Motorists who paid abusive driver fines to be offered refunds

The Virginia Supreme Court will send letters this week to some of South Hampton Roads' worst drivers, offering them refunds for drunken- and reckless-driving fees. Some were convicted of eluding police during the commission of a crime, while others were caught behind the wheel after lower courts had already revoked their licenses and ordered them not to drive. At least 4,204 drivers convicted in the five cities as of the end of 2007 will be told the special fees they were once asked to pay are forgiven, according to the state Supreme Court. Those who have already paid hundreds of dollars of those extra fees will be getting refund checks.

Drunken Driving Fatalities Up In Virginia

Virginia police officers will be out in force looking to nab drunken drivers this Labor Day weekend, the third-most-deadly holiday for alcohol-related deaths. The annual Checkpoint Strikeforce efforts are happening as state statistics show that for the first time in several years, the percentage of people killed by drunken drivers in Virginia has increased.

Looking Down On Lindsay

WHEN IT COMES to the bad (young) girls of Hollywood messing up and seeking redemption, usually for thousands of dollars at a secluded rehab clinic, there's never a dearth of stories, from singer Brandy's vehicular manslaughter charges earlier this year to Paris Hilton's jail stay.

Man pleads guilty to manslaughter in fatal crash

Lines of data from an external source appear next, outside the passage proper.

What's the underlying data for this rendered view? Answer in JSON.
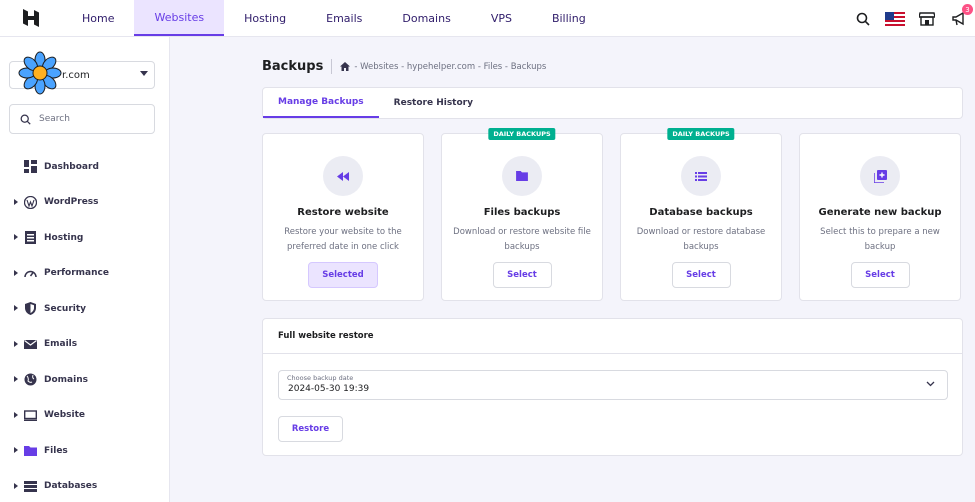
{
  "nav": {
    "items": [
      {
        "label": "Home",
        "active": false
      },
      {
        "label": "Websites",
        "active": true
      },
      {
        "label": "Hosting",
        "active": false
      },
      {
        "label": "Emails",
        "active": false
      },
      {
        "label": "Domains",
        "active": false
      },
      {
        "label": "VPS",
        "active": false
      },
      {
        "label": "Billing",
        "active": false
      }
    ],
    "notification_count": "3"
  },
  "sidebar": {
    "site_value": "r.com",
    "search_placeholder": "Search",
    "items": [
      {
        "label": "Dashboard",
        "icon": "dashboard-icon"
      },
      {
        "label": "WordPress",
        "icon": "wordpress-icon"
      },
      {
        "label": "Hosting",
        "icon": "hosting-icon"
      },
      {
        "label": "Performance",
        "icon": "gauge-icon"
      },
      {
        "label": "Security",
        "icon": "shield-icon"
      },
      {
        "label": "Emails",
        "icon": "mail-icon"
      },
      {
        "label": "Domains",
        "icon": "globe-icon"
      },
      {
        "label": "Website",
        "icon": "monitor-icon"
      },
      {
        "label": "Files",
        "icon": "folder-icon"
      },
      {
        "label": "Databases",
        "icon": "database-icon"
      }
    ]
  },
  "header": {
    "title": "Backups",
    "breadcrumb": "- Websites - hypehelper.com - Files - Backups"
  },
  "tabs": [
    {
      "label": "Manage Backups",
      "active": true
    },
    {
      "label": "Restore History",
      "active": false
    }
  ],
  "cards": [
    {
      "ribbon": "",
      "title": "Restore website",
      "desc": "Restore your website to the preferred date in one click",
      "button": "Selected",
      "icon": "rewind-icon"
    },
    {
      "ribbon": "DAILY BACKUPS",
      "title": "Files backups",
      "desc": "Download or restore website file backups",
      "button": "Select",
      "icon": "folder-icon"
    },
    {
      "ribbon": "DAILY BACKUPS",
      "title": "Database backups",
      "desc": "Download or restore database backups",
      "button": "Select",
      "icon": "list-icon"
    },
    {
      "ribbon": "",
      "title": "Generate new backup",
      "desc": "Select this to prepare a new backup",
      "button": "Select",
      "icon": "add-box-icon"
    }
  ],
  "panel": {
    "title": "Full website restore",
    "date_label": "Choose backup date",
    "date_value": "2024-05-30 19:39",
    "restore_label": "Restore"
  },
  "colors": {
    "accent": "#673de6",
    "accent_light": "#ebe4ff",
    "ribbon": "#00b090"
  }
}
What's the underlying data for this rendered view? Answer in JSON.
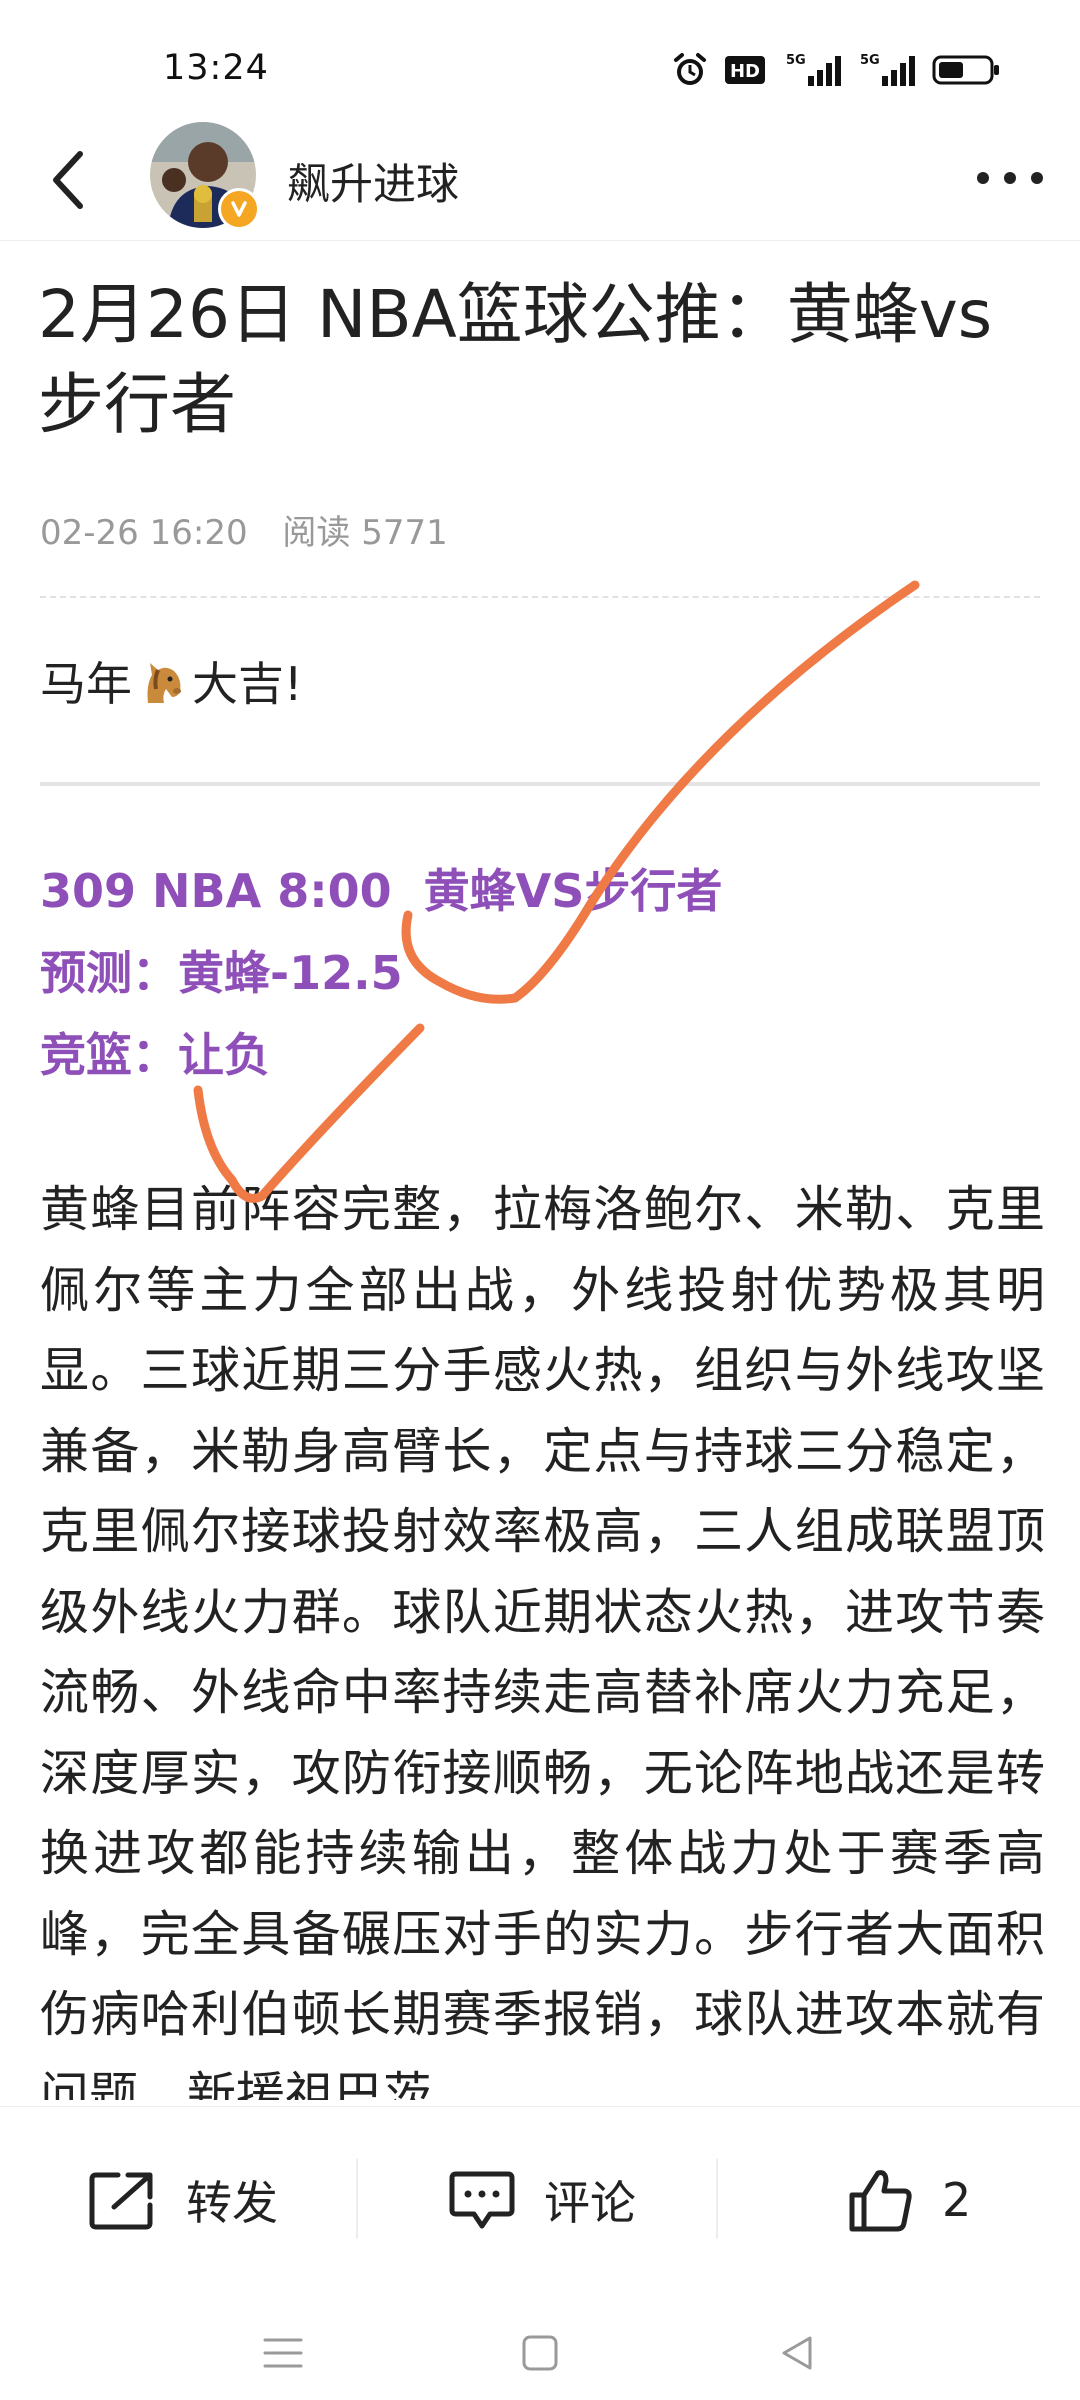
{
  "status_bar": {
    "time": "13:24",
    "icons": [
      "alarm-icon",
      "hd-icon",
      "signal-5g-icon",
      "signal-5g-icon",
      "battery-icon"
    ],
    "hd_label": "HD",
    "net_label_1": "5G",
    "net_label_2": "5G"
  },
  "header": {
    "author": "飙升进球",
    "back_icon": "chevron-left-icon",
    "more_icon": "more-dots-icon"
  },
  "article": {
    "title": "2月26日 NBA篮球公推：黄蜂vs步行者",
    "date": "02-26 16:20",
    "reads": "阅读 5771",
    "greeting_before": "马年",
    "greeting_after": "大吉!",
    "pick_line_1": "309 NBA 8:00  黄蜂VS步行者",
    "pick_line_2": "预测：黄蜂-12.5",
    "pick_line_3": "竞篮：让负",
    "body": "黄蜂目前阵容完整，拉梅洛鲍尔、米勒、克里佩尔等主力全部出战，外线投射优势极其明显。三球近期三分手感火热，组织与外线攻坚兼备，米勒身高臂长，定点与持球三分稳定，克里佩尔接球投射效率极高，三人组成联盟顶级外线火力群。球队近期状态火热，进攻节奏流畅、外线命中率持续走高替补席火力充足，深度厚实，攻防衔接顺畅，无论阵地战还是转换进攻都能持续输出，整体战力处于赛季高峰，完全具备碾压对手的实力。步行者大面积伤病哈利伯顿长期赛季报销，球队进攻本就有问题，新援祖巴茨"
  },
  "actions": {
    "repost": "转发",
    "comment": "评论",
    "like_count": "2"
  },
  "colors": {
    "accent_purple": "#8e4fb8",
    "annotation_orange": "#f07a45",
    "verified_badge": "#f5a623"
  }
}
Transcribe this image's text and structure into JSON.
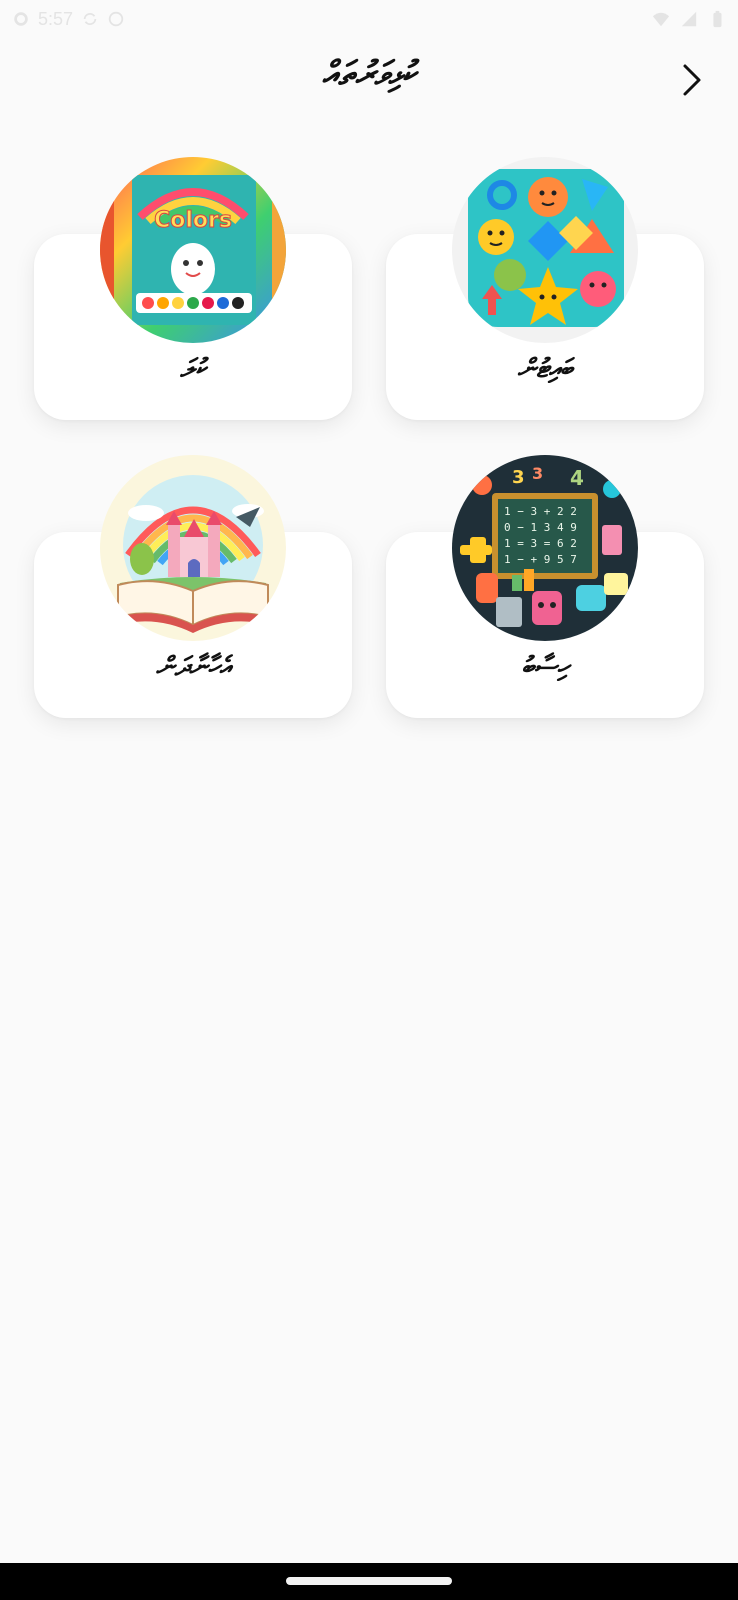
{
  "status_bar": {
    "time": "5:57",
    "icons": [
      "settings-icon",
      "sync-icon",
      "circle-icon",
      "wifi-icon",
      "signal-icon",
      "battery-icon"
    ]
  },
  "header": {
    "title": "ކުޅިވަރުތައް",
    "back_icon": "chevron-right-icon"
  },
  "cards": [
    {
      "label": "ކުލަ",
      "image": "colors-book-illustration"
    },
    {
      "label": "ބައިޓުން",
      "image": "shapes-illustration"
    },
    {
      "label": "އެހާނާދަން",
      "image": "storybook-castle-illustration"
    },
    {
      "label": "ހިސާބު",
      "image": "math-chalkboard-illustration"
    }
  ],
  "colors": {
    "background": "#fafafa",
    "card": "#ffffff",
    "text": "#111111"
  }
}
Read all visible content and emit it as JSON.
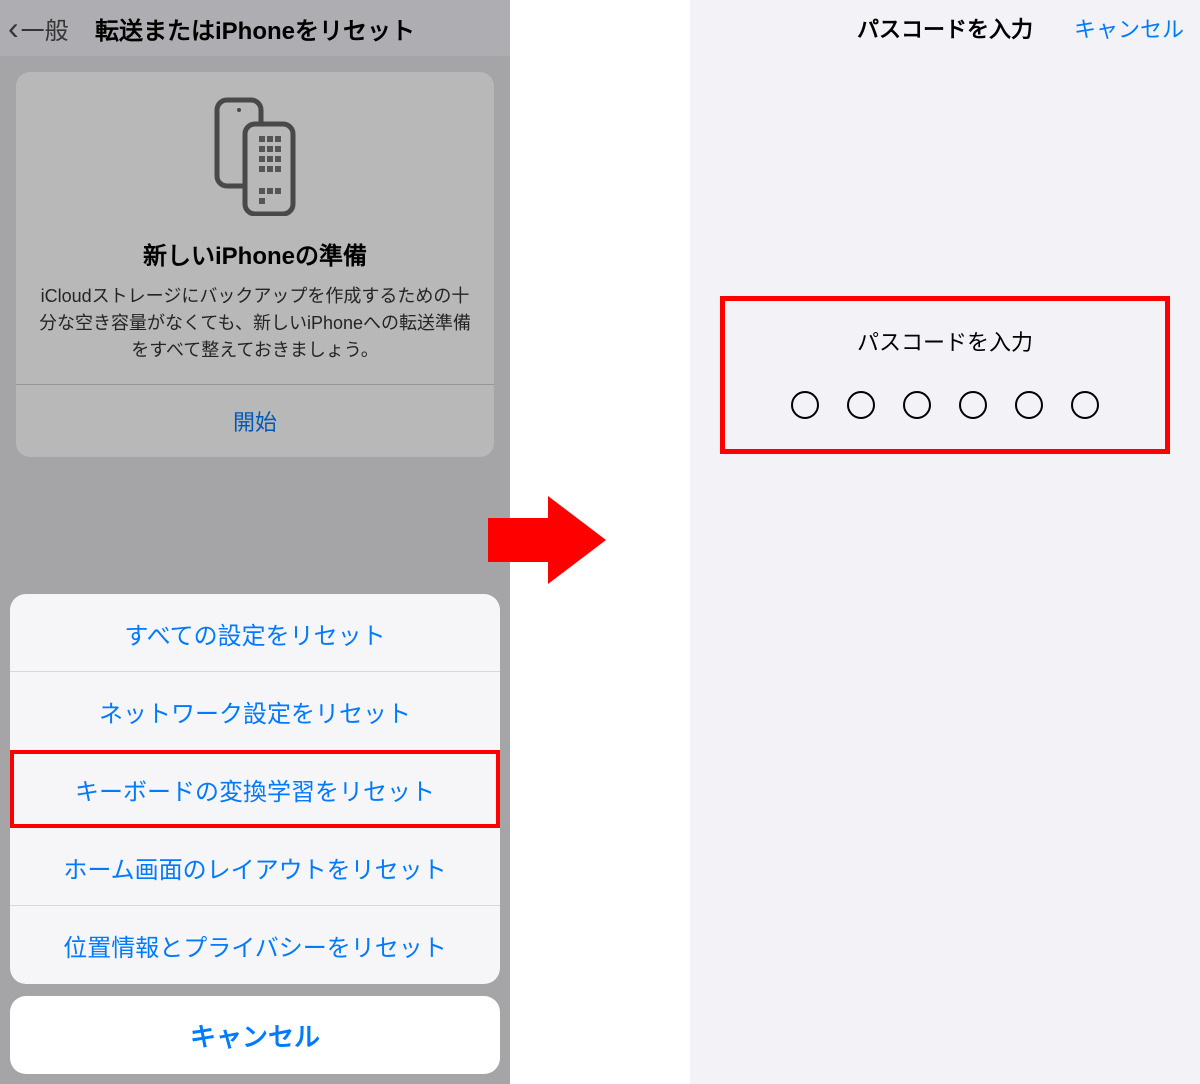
{
  "left": {
    "nav": {
      "back_label": "一般",
      "title": "転送またはiPhoneをリセット"
    },
    "card": {
      "title": "新しいiPhoneの準備",
      "description": "iCloudストレージにバックアップを作成するための十分な空き容量がなくても、新しいiPhoneへの転送準備をすべて整えておきましょう。",
      "start_label": "開始"
    },
    "sheet": {
      "options": [
        "すべての設定をリセット",
        "ネットワーク設定をリセット",
        "キーボードの変換学習をリセット",
        "ホーム画面のレイアウトをリセット",
        "位置情報とプライバシーをリセット"
      ],
      "cancel_label": "キャンセル",
      "highlighted_index": 2
    }
  },
  "right": {
    "nav": {
      "title": "パスコードを入力",
      "cancel_label": "キャンセル"
    },
    "passcode": {
      "prompt": "パスコードを入力",
      "length": 6
    }
  },
  "colors": {
    "accent": "#007aff",
    "highlight": "#ff0000",
    "arrow": "#ff0000"
  }
}
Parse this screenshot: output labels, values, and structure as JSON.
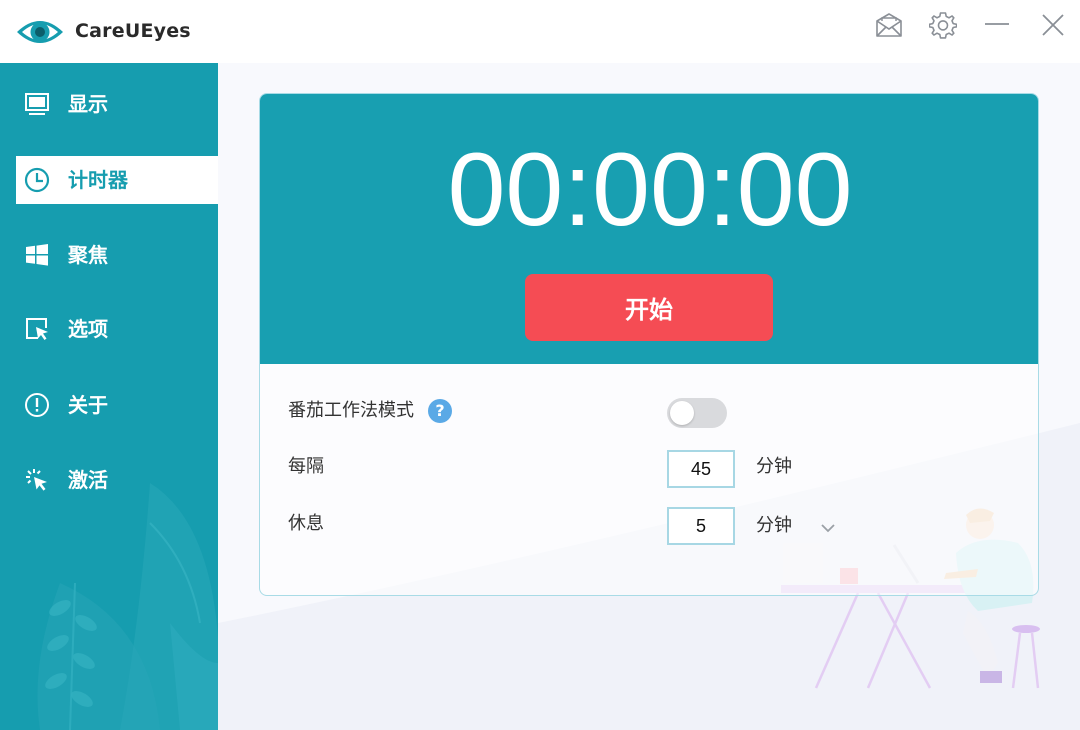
{
  "app": {
    "title": "CareUEyes",
    "accent_color": "#169daf"
  },
  "titlebar": {
    "icons": [
      "mail-icon",
      "gear-icon",
      "minimize-icon",
      "close-icon"
    ]
  },
  "sidebar": {
    "items": [
      {
        "label": "显示",
        "icon": "monitor-icon",
        "active": false
      },
      {
        "label": "计时器",
        "icon": "clock-icon",
        "active": true
      },
      {
        "label": "聚焦",
        "icon": "windows-icon",
        "active": false
      },
      {
        "label": "选项",
        "icon": "cursor-box-icon",
        "active": false
      },
      {
        "label": "关于",
        "icon": "info-circle-icon",
        "active": false
      },
      {
        "label": "激活",
        "icon": "activate-cursor-icon",
        "active": false
      }
    ]
  },
  "timer": {
    "display": "00:00:00",
    "start_label": "开始",
    "start_color": "#f54c54"
  },
  "settings": {
    "pomodoro_label": "番茄工作法模式",
    "pomodoro_help": "?",
    "pomodoro_enabled": false,
    "interval_label": "每隔",
    "interval_value": "45",
    "interval_unit": "分钟",
    "rest_label": "休息",
    "rest_value": "5",
    "rest_unit": "分钟"
  }
}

Shaun Lawhorn asked for Williams' keys. Lawhorn's wife, Kate, the designated driver that evening, offered Williams a ride. Several people tried to give Williams their cards for Safe Ride , a Navy program that pays for cab fare. They made the efforts because Williams had been drinking at a series of gatherings since 11 a.m., and had consumed beer, mixed drinks, gin and shots of Jagermeister. He refused their offers and left in his white Ford pickup about 11 p.m. on Feb. 24.